Dataset excerpts:
━━━━
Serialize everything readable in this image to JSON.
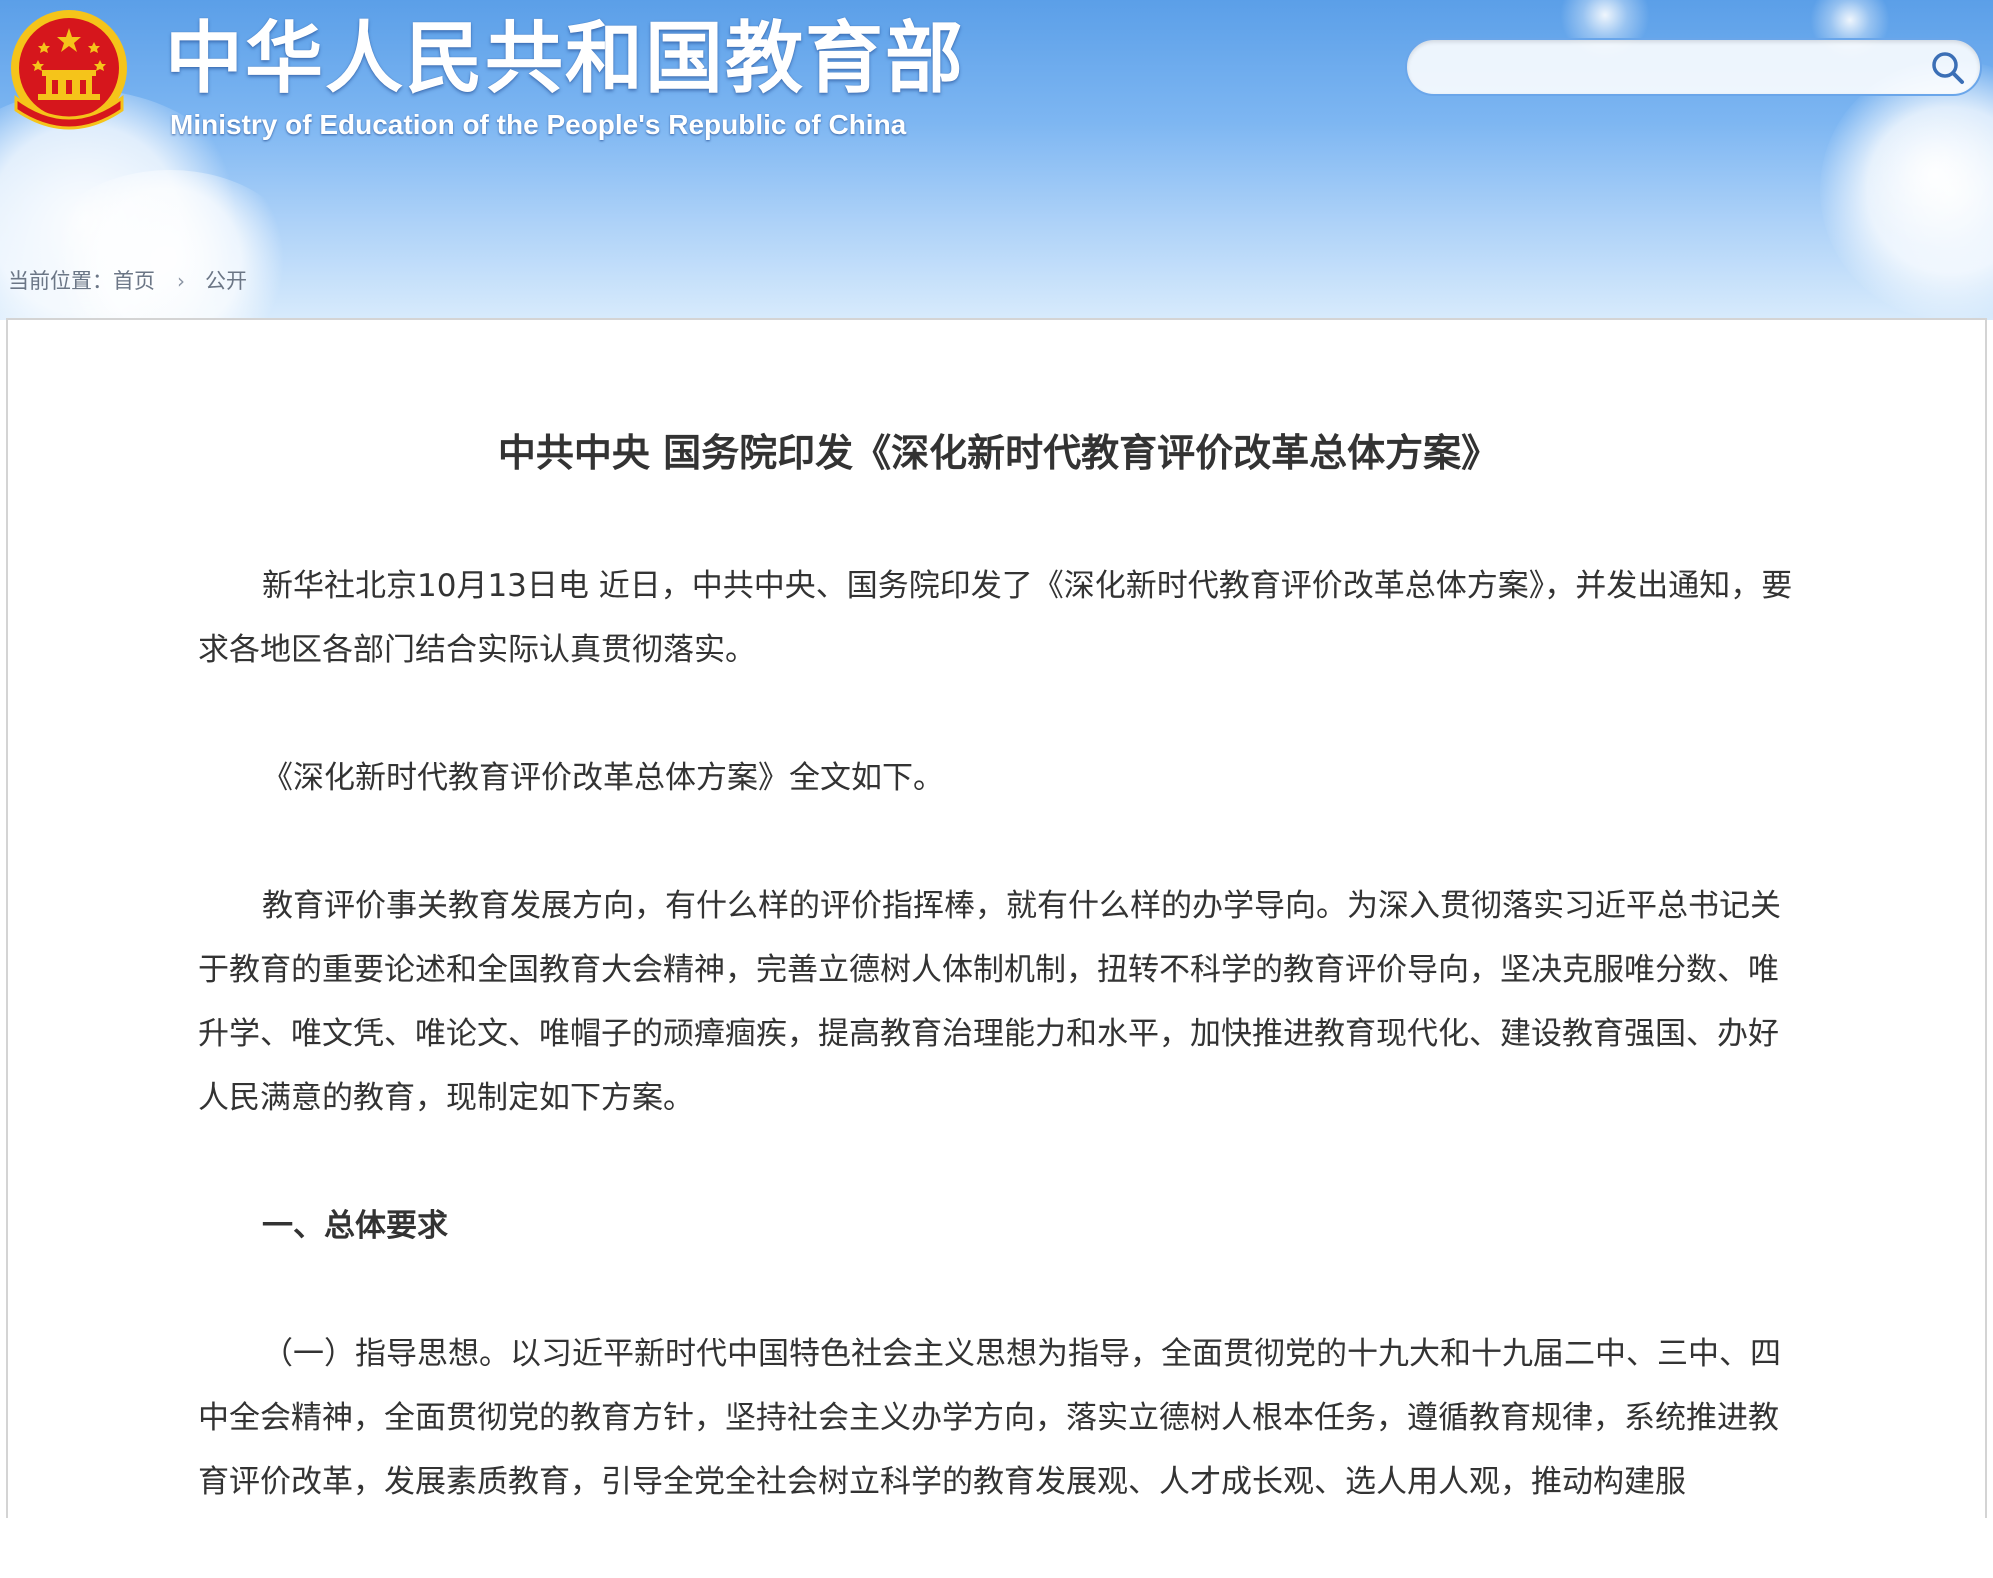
{
  "header": {
    "site_title": "中华人民共和国教育部",
    "site_subtitle": "Ministry of Education of the People's Republic of China",
    "emblem_icon": "national-emblem-icon",
    "search": {
      "value": "",
      "placeholder": "",
      "button_icon": "search-icon"
    },
    "colors": {
      "sky_top": "#5b9fe8",
      "sky_bottom": "#d8ebfc",
      "emblem_red": "#d6161c",
      "emblem_gold": "#f5c41a"
    }
  },
  "breadcrumb": {
    "label": "当前位置：",
    "items": [
      "首页",
      "公开"
    ],
    "separator_icon": "chevron-right-icon"
  },
  "article": {
    "title": "中共中央 国务院印发《深化新时代教育评价改革总体方案》",
    "paragraphs": [
      "新华社北京10月13日电 近日，中共中央、国务院印发了《深化新时代教育评价改革总体方案》，并发出通知，要求各地区各部门结合实际认真贯彻落实。",
      "《深化新时代教育评价改革总体方案》全文如下。",
      "教育评价事关教育发展方向，有什么样的评价指挥棒，就有什么样的办学导向。为深入贯彻落实习近平总书记关于教育的重要论述和全国教育大会精神，完善立德树人体制机制，扭转不科学的教育评价导向，坚决克服唯分数、唯升学、唯文凭、唯论文、唯帽子的顽瘴痼疾，提高教育治理能力和水平，加快推进教育现代化、建设教育强国、办好人民满意的教育，现制定如下方案。",
      "一、总体要求",
      "（一）指导思想。以习近平新时代中国特色社会主义思想为指导，全面贯彻党的十九大和十九届二中、三中、四中全会精神，全面贯彻党的教育方针，坚持社会主义办学方向，落实立德树人根本任务，遵循教育规律，系统推进教育评价改革，发展素质教育，引导全党全社会树立科学的教育发展观、人才成长观、选人用人观，推动构建服"
    ]
  }
}
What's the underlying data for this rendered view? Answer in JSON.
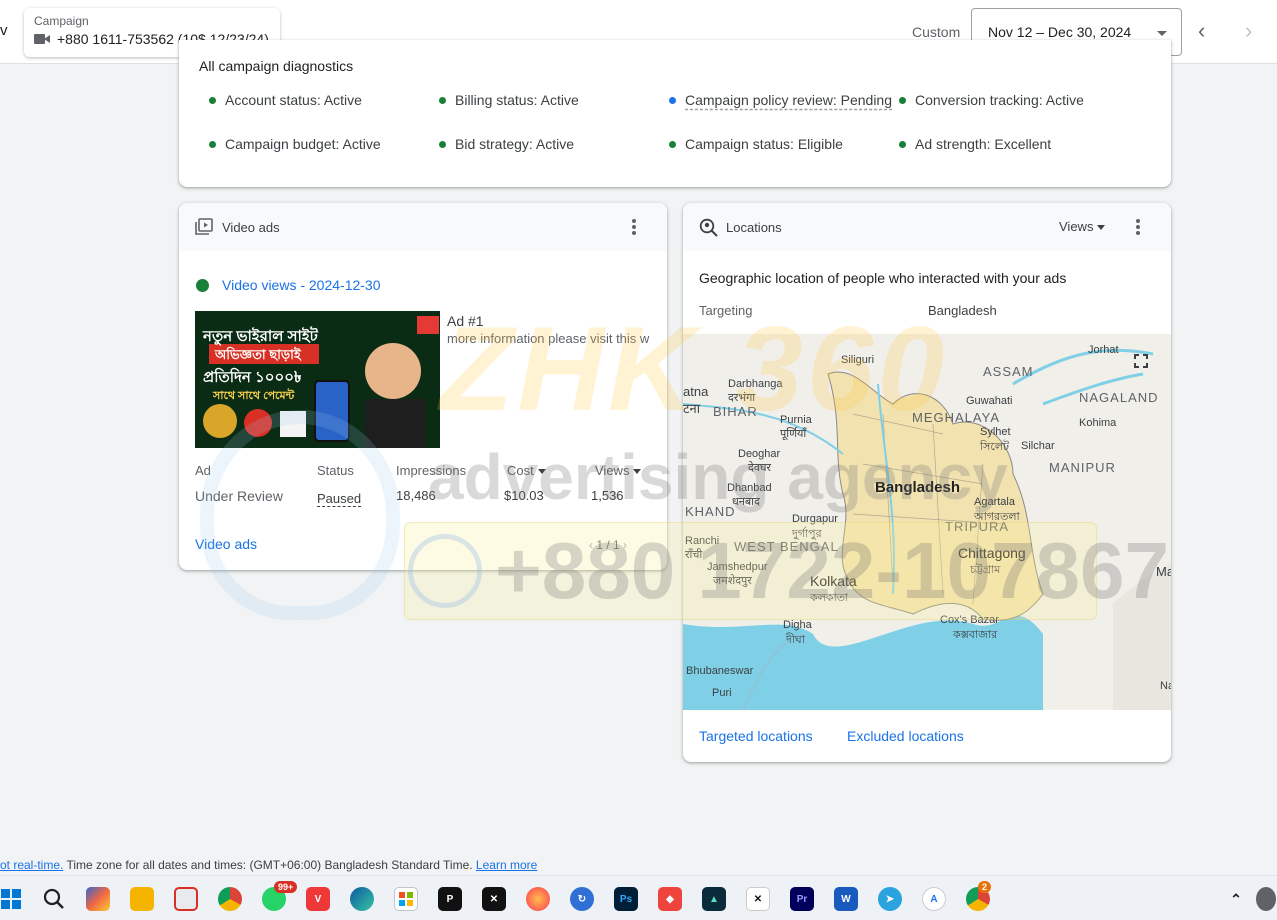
{
  "header": {
    "edge_char": "v",
    "campaign_label": "Campaign",
    "campaign_value": "+880 1611-753562 (10$ 12/23/24)",
    "custom_label": "Custom",
    "date_range": "Nov 12 – Dec 30, 2024"
  },
  "diagnostics": {
    "title": "All campaign diagnostics",
    "items": [
      {
        "label": "Account status: Active",
        "color": "#188038"
      },
      {
        "label": "Billing status: Active",
        "color": "#188038"
      },
      {
        "label": "Campaign policy review: Pending",
        "color": "#1a73e8"
      },
      {
        "label": "Conversion tracking: Active",
        "color": "#188038"
      },
      {
        "label": "Campaign budget: Active",
        "color": "#188038"
      },
      {
        "label": "Bid strategy: Active",
        "color": "#188038"
      },
      {
        "label": "Campaign status: Eligible",
        "color": "#188038"
      },
      {
        "label": "Ad strength: Excellent",
        "color": "#188038"
      }
    ]
  },
  "video_ads": {
    "title": "Video ads",
    "views_link": "Video views - 2024-12-30",
    "ad_name": "Ad #1",
    "ad_description": "more information please visit this w",
    "thumbnail": {
      "line1": "নতুন ভাইরাল সাইট",
      "line2": "অভিজ্ঞতা ছাড়াই",
      "line3": "প্রতিদিন ১০০০৳",
      "line4": "সাথে সাথে পেমেন্ট"
    },
    "columns": [
      "Ad",
      "Status",
      "Impressions",
      "Cost",
      "Views"
    ],
    "row": {
      "ad": "Under Review",
      "status": "Paused",
      "impressions": "18,486",
      "cost": "$10.03",
      "views": "1,536"
    },
    "pager": "1 / 1",
    "footer_link": "Video ads"
  },
  "locations": {
    "title": "Locations",
    "metric_dropdown": "Views",
    "subtitle": "Geographic location of people who interacted with your ads",
    "targeting_label": "Targeting",
    "targeting_value": "Bangladesh",
    "map_labels": {
      "siliguri": "Siliguri",
      "patna": "atna",
      "patna_bn": "टना",
      "darbhanga": "Darbhanga",
      "darbhanga_bn": "दरभंगा",
      "bihar": "BIHAR",
      "purnia": "Purnia",
      "purnia_bn": "पूर्णियाँ",
      "deoghar": "Deoghar",
      "deoghar_bn": "देवघर",
      "dhanbad": "Dhanbad",
      "dhanbad_bn": "धनबाद",
      "jharkhand": "KHAND",
      "durgapur": "Durgapur",
      "durgapur_bn": "দুর্গাপুর",
      "ranchi": "Ranchi",
      "ranchi_bn": "राँची",
      "west_bengal": "WEST BENGAL",
      "jamshedpur": "Jamshedpur",
      "jamshedpur_bn": "जमशेदपुर",
      "kolkata": "Kolkata",
      "kolkata_bn": "কলকাতা",
      "digha": "Digha",
      "digha_bn": "দীঘা",
      "bhubaneswar": "Bhubaneswar",
      "puri": "Puri",
      "assam": "ASSAM",
      "jorhat": "Jorhat",
      "guwahati": "Guwahati",
      "nagaland": "NAGALAND",
      "kohima": "Kohima",
      "meghalaya": "MEGHALAYA",
      "sylhet": "Sylhet",
      "sylhet_bn": "সিলেট",
      "silchar": "Silchar",
      "manipur": "MANIPUR",
      "bangladesh": "Bangladesh",
      "agartala": "Agartala",
      "agartala_bn": "আগরতলা",
      "tripura": "TRIPURA",
      "chittagong": "Chittagong",
      "chittagong_bn": "চট্টগ্রাম",
      "coxs_bazar": "Cox's Bazar",
      "coxs_bazar_bn": "কক্সবাজার",
      "edge_m": "Ma",
      "edge_na": "Na"
    },
    "links": {
      "targeted": "Targeted locations",
      "excluded": "Excluded locations"
    }
  },
  "watermark": {
    "brand": "ZHK 360",
    "tagline": "advertising agency",
    "phone": "+880 1722-107867"
  },
  "footer": {
    "prefix_link": "ot real-time.",
    "text": "Time zone for all dates and times: (GMT+06:00) Bangladesh Standard Time.",
    "learn_more": "Learn more"
  },
  "taskbar": {
    "whatsapp_badge": "99+",
    "chrome_badge": "2",
    "icons": [
      "windows-start",
      "search",
      "copilot",
      "file-explorer",
      "snipping-tool",
      "chrome",
      "whatsapp",
      "vivaldi",
      "edge",
      "microsoft-store",
      "capcut-pro",
      "capcut",
      "firefox",
      "sync",
      "photoshop",
      "anydesk",
      "filmora",
      "capcut-alt",
      "premiere-pro",
      "word",
      "telegram",
      "app",
      "chrome-profile"
    ]
  }
}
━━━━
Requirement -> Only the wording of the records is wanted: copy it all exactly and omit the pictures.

Response ->
Serialize everything readable in this image to JSON.
{
  "header": {
    "site_title": "中华人民共和国教育部",
    "site_subtitle": "Ministry of Education of the People's Republic of China",
    "emblem_icon": "national-emblem-icon",
    "search": {
      "value": "",
      "placeholder": "",
      "button_icon": "search-icon"
    },
    "colors": {
      "sky_top": "#5b9fe8",
      "sky_bottom": "#d8ebfc",
      "emblem_red": "#d6161c",
      "emblem_gold": "#f5c41a"
    }
  },
  "breadcrumb": {
    "label": "当前位置：",
    "items": [
      "首页",
      "公开"
    ],
    "separator_icon": "chevron-right-icon"
  },
  "article": {
    "title": "中共中央 国务院印发《深化新时代教育评价改革总体方案》",
    "paragraphs": [
      "新华社北京10月13日电 近日，中共中央、国务院印发了《深化新时代教育评价改革总体方案》，并发出通知，要求各地区各部门结合实际认真贯彻落实。",
      "《深化新时代教育评价改革总体方案》全文如下。",
      "教育评价事关教育发展方向，有什么样的评价指挥棒，就有什么样的办学导向。为深入贯彻落实习近平总书记关于教育的重要论述和全国教育大会精神，完善立德树人体制机制，扭转不科学的教育评价导向，坚决克服唯分数、唯升学、唯文凭、唯论文、唯帽子的顽瘴痼疾，提高教育治理能力和水平，加快推进教育现代化、建设教育强国、办好人民满意的教育，现制定如下方案。",
      "一、总体要求",
      "（一）指导思想。以习近平新时代中国特色社会主义思想为指导，全面贯彻党的十九大和十九届二中、三中、四中全会精神，全面贯彻党的教育方针，坚持社会主义办学方向，落实立德树人根本任务，遵循教育规律，系统推进教育评价改革，发展素质教育，引导全党全社会树立科学的教育发展观、人才成长观、选人用人观，推动构建服"
    ]
  }
}
What's the underlying data for this rendered view? Answer in JSON.
{
  "header": {
    "edge_char": "v",
    "campaign_label": "Campaign",
    "campaign_value": "+880 1611-753562 (10$ 12/23/24)",
    "custom_label": "Custom",
    "date_range": "Nov 12 – Dec 30, 2024"
  },
  "diagnostics": {
    "title": "All campaign diagnostics",
    "items": [
      {
        "label": "Account status: Active",
        "color": "#188038"
      },
      {
        "label": "Billing status: Active",
        "color": "#188038"
      },
      {
        "label": "Campaign policy review: Pending",
        "color": "#1a73e8"
      },
      {
        "label": "Conversion tracking: Active",
        "color": "#188038"
      },
      {
        "label": "Campaign budget: Active",
        "color": "#188038"
      },
      {
        "label": "Bid strategy: Active",
        "color": "#188038"
      },
      {
        "label": "Campaign status: Eligible",
        "color": "#188038"
      },
      {
        "label": "Ad strength: Excellent",
        "color": "#188038"
      }
    ]
  },
  "video_ads": {
    "title": "Video ads",
    "views_link": "Video views - 2024-12-30",
    "ad_name": "Ad #1",
    "ad_description": "more information please visit this w",
    "thumbnail": {
      "line1": "নতুন ভাইরাল সাইট",
      "line2": "অভিজ্ঞতা ছাড়াই",
      "line3": "প্রতিদিন ১০০০৳",
      "line4": "সাথে সাথে পেমেন্ট"
    },
    "columns": [
      "Ad",
      "Status",
      "Impressions",
      "Cost",
      "Views"
    ],
    "row": {
      "ad": "Under Review",
      "status": "Paused",
      "impressions": "18,486",
      "cost": "$10.03",
      "views": "1,536"
    },
    "pager": "1 / 1",
    "footer_link": "Video ads"
  },
  "locations": {
    "title": "Locations",
    "metric_dropdown": "Views",
    "subtitle": "Geographic location of people who interacted with your ads",
    "targeting_label": "Targeting",
    "targeting_value": "Bangladesh",
    "map_labels": {
      "siliguri": "Siliguri",
      "patna": "atna",
      "patna_bn": "टना",
      "darbhanga": "Darbhanga",
      "darbhanga_bn": "दरभंगा",
      "bihar": "BIHAR",
      "purnia": "Purnia",
      "purnia_bn": "पूर्णियाँ",
      "deoghar": "Deoghar",
      "deoghar_bn": "देवघर",
      "dhanbad": "Dhanbad",
      "dhanbad_bn": "धनबाद",
      "jharkhand": "KHAND",
      "durgapur": "Durgapur",
      "durgapur_bn": "দুর্গাপুর",
      "ranchi": "Ranchi",
      "ranchi_bn": "राँची",
      "west_bengal": "WEST BENGAL",
      "jamshedpur": "Jamshedpur",
      "jamshedpur_bn": "जमशेदपुर",
      "kolkata": "Kolkata",
      "kolkata_bn": "কলকাতা",
      "digha": "Digha",
      "digha_bn": "দীঘা",
      "bhubaneswar": "Bhubaneswar",
      "puri": "Puri",
      "assam": "ASSAM",
      "jorhat": "Jorhat",
      "guwahati": "Guwahati",
      "nagaland": "NAGALAND",
      "kohima": "Kohima",
      "meghalaya": "MEGHALAYA",
      "sylhet": "Sylhet",
      "sylhet_bn": "সিলেট",
      "silchar": "Silchar",
      "manipur": "MANIPUR",
      "bangladesh": "Bangladesh",
      "agartala": "Agartala",
      "agartala_bn": "আগরতলা",
      "tripura": "TRIPURA",
      "chittagong": "Chittagong",
      "chittagong_bn": "চট্টগ্রাম",
      "coxs_bazar": "Cox's Bazar",
      "coxs_bazar_bn": "কক্সবাজার",
      "edge_m": "Ma",
      "edge_na": "Na"
    },
    "links": {
      "targeted": "Targeted locations",
      "excluded": "Excluded locations"
    }
  },
  "watermark": {
    "brand": "ZHK 360",
    "tagline": "advertising agency",
    "phone": "+880 1722-107867"
  },
  "footer": {
    "prefix_link": "ot real-time.",
    "text": "Time zone for all dates and times: (GMT+06:00) Bangladesh Standard Time.",
    "learn_more": "Learn more"
  },
  "taskbar": {
    "whatsapp_badge": "99+",
    "chrome_badge": "2",
    "icons": [
      "windows-start",
      "search",
      "copilot",
      "file-explorer",
      "snipping-tool",
      "chrome",
      "whatsapp",
      "vivaldi",
      "edge",
      "microsoft-store",
      "capcut-pro",
      "capcut",
      "firefox",
      "sync",
      "photoshop",
      "anydesk",
      "filmora",
      "capcut-alt",
      "premiere-pro",
      "word",
      "telegram",
      "app",
      "chrome-profile"
    ]
  }
}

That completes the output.